Given all the hatred and mistrust on both sides, negotiating a Palestinian/Israel deal – and then getting it to stick – will be extremely difficult. How can mutual hatred and mistrust be reduced? Perhaps lessons from history can help. A good example of the strategic vision that is needed in Gaza appeared after World War II when Jean Monnet called for a European Coal and Steel Community. The Realists ridiculed Monnet for being hopelessly naïve and idealistic. Didn’t Monnet know that France and Germany hated each other and had fought each other for centuries?
But Monnet correctly argued that an alternative future was possible. If given a chance, French and German businessmen would bond. What was needed was a strategic vision and unwavering moral courage to execute a viable economic strategy and concrete economic plans for regional economic integration. Shared prosperity would outweigh security concerns. Before long, French and German businessmen would reduce the demand for violence. And as France and Germany began to see mutual economic benefit, they turned from enemies into friends.
Like Jean Monnet, “Breaking the Impasse” is a group of Israeli and Palestinian business leaders who press their respective political leaders to use shared prosperity to foster peace in Gaza. It was initially put on hold because of emotions inflamed by the 50 day war. As a small first step, US strategic leaders should encourage Israeli and Palestinian businessmen to give “Breaking the Impasse” another chance to foster peace and stability.
In conclusion, Israel’s political right wing says Donald Trump’s surprising victory in the US Presidential election allows Israel to “reset and rethink everything” in regards to its conflict against the Palestinians. If so, why not rethink Israel’s economic coercion in Gaza?
Economic recovery in Gaza will simply not be possible without lifting restrictions on movement of goods and people, reopening trade with the West Bank, Israel and beyond, and repairing and rehabilitating damaged social and economic infrastructure. There can be no security for Israel without socio-economic development for Palestinians and without respect for fundamental rights and freedoms.
Real friends of Israel need to argue that Israeli actions are not only morally wrong, but they are increasingly turning other nations and peoples against Israel. These coercive actions are therefore counterproductive and result in a permanent state of strategic failure for Israel.

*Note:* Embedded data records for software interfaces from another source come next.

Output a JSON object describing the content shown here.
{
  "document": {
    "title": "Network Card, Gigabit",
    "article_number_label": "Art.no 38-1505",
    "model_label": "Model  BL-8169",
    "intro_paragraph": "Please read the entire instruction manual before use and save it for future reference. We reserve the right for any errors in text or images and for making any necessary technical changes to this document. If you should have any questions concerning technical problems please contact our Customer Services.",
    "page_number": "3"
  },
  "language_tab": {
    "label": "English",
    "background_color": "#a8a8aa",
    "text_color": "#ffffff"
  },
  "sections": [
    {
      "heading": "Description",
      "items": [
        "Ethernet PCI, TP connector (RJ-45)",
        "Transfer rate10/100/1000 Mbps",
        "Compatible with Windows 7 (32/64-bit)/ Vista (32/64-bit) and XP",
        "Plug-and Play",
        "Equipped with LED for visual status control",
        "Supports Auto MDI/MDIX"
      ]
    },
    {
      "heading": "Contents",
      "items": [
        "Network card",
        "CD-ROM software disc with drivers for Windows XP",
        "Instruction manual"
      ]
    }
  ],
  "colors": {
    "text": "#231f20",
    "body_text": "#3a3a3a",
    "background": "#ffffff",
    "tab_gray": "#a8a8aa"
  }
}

This Israeli coercive mindset against the Palestinians is self-defeating. The harsh socio-economic conditions which Israel has created in Gaza are now an incubator for violent extremism. Israeli coercion plays into the hands of Hamas. Palestinians needlessly see Hamas as freedom fighters and champions of Palestinian economic rights.
Instead of offering the Palestinians a worse alternative than Hamas, Israel needs to offer the Palestinians a better economic alternative. Israel needs to learn that there can be no durable security for its people without shared prosperity between Israelis and Palestinians. Israel needs to lift the economic blockade to help reconstruction in Gaza. But even if that happened, Palestinian infighting between Fatah and Hamas prevents the subsequent delivery of reconstruction money inside Gaza. Therefore, Gaza reconstruction cannot happen until there’s Hamas-Fatah reconciliation as well.
Toward this end, US strategists need to persuade their counterparts to support groups and initiatives such as “Break the Impasse,” a group of Israeli and Palestinian businessmen who want to work together to turn enemies into friends. One thing is certain. Both sides to the conflict – Israelis and Palestinians – have to emerge with something that makes them willing to give peace a chance.
Photo courtesy of Richard Ashurst